Tuesday, November 30, 2010


I knew I needed to make a separate post for the radishes. They just do so well here, it's hard to resist planting a lot of them, and they pickle so nicely.

This year I am please to have no fewer than nine types of radishes planted: Daikon, cherry belle, French breakfast, black Spanish, He
lios, plum purple, munchner bier, Misato rose and German giant.

I also added Rat's tail, Chinese red meat and green Luobo radishes.
I like that the radishes are so quick to be ready to pull. And the spicyness goes away when they are salted and fermented.

Usually I quarter and brine the radishes, but this time I grated them with some turnip and carrot--you can see they grat
ed up into a very lovely pickle.

I made three kinds--one plain old "Ed-Chi" (instead of Kim-Chi), named for Ed Sherwood who loves plain, salted and grated radish pickles, one with caraway seeds and one with garlic and ginger.
I just love how incredibly colorful they are when you pull them up out of the ground--they look like bright splashes of paint or rubies and jewels--buried treasure.

The Winter Garden of 2010

This year we began the winter garden without a donkey but with more experience. We had some piles of compost stored away. I opened a barrel we had composted a pig's head and offal in last year, kind of afraid of what I might find. Inside there was some very fine, pleasant-smelling compost and a pig's skull, which is already being gnawed on by the squirrels.

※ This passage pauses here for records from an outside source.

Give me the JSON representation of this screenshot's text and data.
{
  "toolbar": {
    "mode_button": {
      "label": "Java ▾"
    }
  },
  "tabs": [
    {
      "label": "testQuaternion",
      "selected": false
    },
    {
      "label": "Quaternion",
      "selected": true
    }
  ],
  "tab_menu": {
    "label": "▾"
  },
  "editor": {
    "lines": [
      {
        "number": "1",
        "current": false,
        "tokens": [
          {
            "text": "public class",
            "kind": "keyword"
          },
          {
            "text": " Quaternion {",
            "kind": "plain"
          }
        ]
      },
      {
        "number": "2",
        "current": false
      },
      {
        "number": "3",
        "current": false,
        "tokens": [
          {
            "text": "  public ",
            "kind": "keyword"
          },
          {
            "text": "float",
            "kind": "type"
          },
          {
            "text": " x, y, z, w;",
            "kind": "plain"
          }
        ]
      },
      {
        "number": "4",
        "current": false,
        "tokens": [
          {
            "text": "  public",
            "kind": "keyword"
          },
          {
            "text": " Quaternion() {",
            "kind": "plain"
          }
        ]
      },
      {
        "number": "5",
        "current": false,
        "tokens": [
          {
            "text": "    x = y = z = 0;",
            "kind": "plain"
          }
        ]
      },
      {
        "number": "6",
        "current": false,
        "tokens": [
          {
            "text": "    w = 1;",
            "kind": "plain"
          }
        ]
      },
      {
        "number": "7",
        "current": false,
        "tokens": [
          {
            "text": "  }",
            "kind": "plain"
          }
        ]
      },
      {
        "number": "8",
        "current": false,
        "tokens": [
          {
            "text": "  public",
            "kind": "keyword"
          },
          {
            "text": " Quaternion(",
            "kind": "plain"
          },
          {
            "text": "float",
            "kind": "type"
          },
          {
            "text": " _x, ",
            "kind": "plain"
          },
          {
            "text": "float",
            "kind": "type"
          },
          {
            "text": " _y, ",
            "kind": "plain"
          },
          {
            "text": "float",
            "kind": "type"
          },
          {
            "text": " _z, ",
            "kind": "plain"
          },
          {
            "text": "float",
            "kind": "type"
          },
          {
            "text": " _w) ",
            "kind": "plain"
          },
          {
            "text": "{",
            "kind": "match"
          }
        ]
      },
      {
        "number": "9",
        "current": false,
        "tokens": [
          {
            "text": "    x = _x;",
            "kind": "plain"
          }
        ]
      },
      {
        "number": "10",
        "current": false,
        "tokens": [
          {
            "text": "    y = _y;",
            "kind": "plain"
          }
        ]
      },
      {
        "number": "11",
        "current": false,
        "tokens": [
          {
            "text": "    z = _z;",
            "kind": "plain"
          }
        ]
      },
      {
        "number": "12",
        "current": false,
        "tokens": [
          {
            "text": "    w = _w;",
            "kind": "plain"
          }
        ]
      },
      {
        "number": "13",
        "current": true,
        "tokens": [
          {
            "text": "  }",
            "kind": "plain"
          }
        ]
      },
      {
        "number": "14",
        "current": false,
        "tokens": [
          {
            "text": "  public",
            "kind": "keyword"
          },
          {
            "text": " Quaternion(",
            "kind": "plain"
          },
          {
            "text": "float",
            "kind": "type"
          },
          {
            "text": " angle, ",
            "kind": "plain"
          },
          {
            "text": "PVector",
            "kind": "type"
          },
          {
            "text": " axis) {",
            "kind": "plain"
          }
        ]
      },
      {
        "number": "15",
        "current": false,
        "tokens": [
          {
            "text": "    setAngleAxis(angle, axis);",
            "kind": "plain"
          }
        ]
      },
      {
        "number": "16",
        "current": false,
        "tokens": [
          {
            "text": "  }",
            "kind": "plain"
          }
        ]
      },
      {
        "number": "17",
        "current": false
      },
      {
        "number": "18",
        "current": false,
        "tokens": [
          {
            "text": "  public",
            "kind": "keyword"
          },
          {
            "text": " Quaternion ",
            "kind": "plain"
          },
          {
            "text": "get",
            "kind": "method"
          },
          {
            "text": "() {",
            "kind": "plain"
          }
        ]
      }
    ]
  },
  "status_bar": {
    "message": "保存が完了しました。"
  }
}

This year I decided to plant a lot of what grew well last year--radishes, turnips, parsnips and greens, and not fuss too much over the things that hate Florida's sandy soils--carrots and beets, namely. I am very pleased to be growing a lot of interesting Asian greens--Tatsoi, Tainong Emperor Heading Mustard, Pak Choy, Japanese Red Mustard, and Komatsuna.
I also have the necessary patch of collard greens and curly mustard, lots of turnips, including some interesting red turnips, which seem to be doing okay. A rabbit has destroyed my crop of snap peas this year. The lettuce, strangely, has had a hard time of it. The Arugula is making up for it, but it is still a bit sad, since I had invested in the Seed Saver's Exchange incredible heirloom lettuce combination. Shockingly, the spinach is actually growing and looking healthy this year, instead of pining away and slowly suffering as it did last year. The golden beets have once again been a huge disappointment, but the bull's blood and Choggia beets are making up for it (really, I can't understand people who don't like beets!).

Fall flowers

The fall flowers were so beautiful this year. The Agalinis (false foxglove) was taller and more beautiful than ever before. It is the host plant of the Buckeye butterfly, and we had swarms of them drifting about, showing off their brown eye spots.

The scratch daisy was rioting everywhere. It really is a beautiful wild flower. It made the whole orchard and winter garden look like a galaxy with thousands of little yellow stars. When the setting sun shone on everything in the evenings they were almost blinding as I walked by with buckets of soaked oats and corn for the chickens.

Here is a lovely little bouquet Mirin picked for me. The larger yellow flowers are crotalaria. It is a poisonous legume which was widely planted around the beginning of the 20th century because it fixes nitrogen and has nemotacidal properties. Because it has a cumulative heart toxin and is deadly to grazing livestock everyone tries to kill it. We try to pull it out of the pastures, but it comes back every year.
I think it is a beautiful plant, and our animals do eat it, and we have never lost one yet to crotalaria. It made a very nice cut flower.

Wild grapes

I have been seriously slacking off recently with updating Fox Grape Farm. We've been so busy, and since no one actually reads it, the motivation was hard to come up with--so the next few posts are all old photos I didn't get around to posting until now.
Here is a wild harvest--wild muscadine grapes, fox grapes and lactarius mushrooms--yum!